*What is expected:* Your task is to show every line in the listing below that includes "pedido".

-------- Source material --------

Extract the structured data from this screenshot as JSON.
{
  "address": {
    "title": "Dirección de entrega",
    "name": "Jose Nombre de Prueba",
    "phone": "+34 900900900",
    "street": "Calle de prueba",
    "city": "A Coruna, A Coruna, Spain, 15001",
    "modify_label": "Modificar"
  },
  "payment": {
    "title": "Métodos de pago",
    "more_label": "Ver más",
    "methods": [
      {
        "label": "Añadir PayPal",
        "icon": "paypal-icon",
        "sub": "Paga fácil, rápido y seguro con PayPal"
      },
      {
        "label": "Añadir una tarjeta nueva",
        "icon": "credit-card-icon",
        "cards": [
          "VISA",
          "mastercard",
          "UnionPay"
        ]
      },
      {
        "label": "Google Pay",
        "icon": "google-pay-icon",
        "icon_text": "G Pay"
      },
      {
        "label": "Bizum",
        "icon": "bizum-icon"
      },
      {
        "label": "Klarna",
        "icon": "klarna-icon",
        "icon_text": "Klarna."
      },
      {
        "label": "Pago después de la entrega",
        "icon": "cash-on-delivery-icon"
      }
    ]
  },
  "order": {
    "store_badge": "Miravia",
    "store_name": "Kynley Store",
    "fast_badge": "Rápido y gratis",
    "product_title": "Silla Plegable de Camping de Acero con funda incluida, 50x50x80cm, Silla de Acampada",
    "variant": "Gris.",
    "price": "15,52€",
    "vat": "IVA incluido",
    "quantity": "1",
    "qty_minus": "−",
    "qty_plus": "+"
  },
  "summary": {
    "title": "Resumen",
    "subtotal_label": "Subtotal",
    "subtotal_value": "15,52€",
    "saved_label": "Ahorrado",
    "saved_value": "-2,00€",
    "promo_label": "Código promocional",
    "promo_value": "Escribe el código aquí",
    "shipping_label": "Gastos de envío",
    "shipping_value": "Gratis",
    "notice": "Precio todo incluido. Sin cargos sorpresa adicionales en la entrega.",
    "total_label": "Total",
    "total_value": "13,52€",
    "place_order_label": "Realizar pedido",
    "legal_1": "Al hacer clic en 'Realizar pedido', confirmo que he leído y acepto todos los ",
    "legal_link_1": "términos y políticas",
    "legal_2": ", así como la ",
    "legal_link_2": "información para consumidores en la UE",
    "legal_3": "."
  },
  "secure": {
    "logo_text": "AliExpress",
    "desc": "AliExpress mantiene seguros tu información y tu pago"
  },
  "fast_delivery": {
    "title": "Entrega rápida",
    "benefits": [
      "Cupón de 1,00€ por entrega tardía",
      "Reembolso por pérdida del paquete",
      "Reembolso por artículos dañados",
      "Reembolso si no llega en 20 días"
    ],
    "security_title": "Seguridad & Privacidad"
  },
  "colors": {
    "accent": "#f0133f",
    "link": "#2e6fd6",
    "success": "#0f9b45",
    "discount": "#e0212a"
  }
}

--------

*Result of the task:*
    "place_order_label": "Realizar pedido",
    "legal_1": "Al hacer clic en 'Realizar pedido', confirmo que he leído y acepto todos los ",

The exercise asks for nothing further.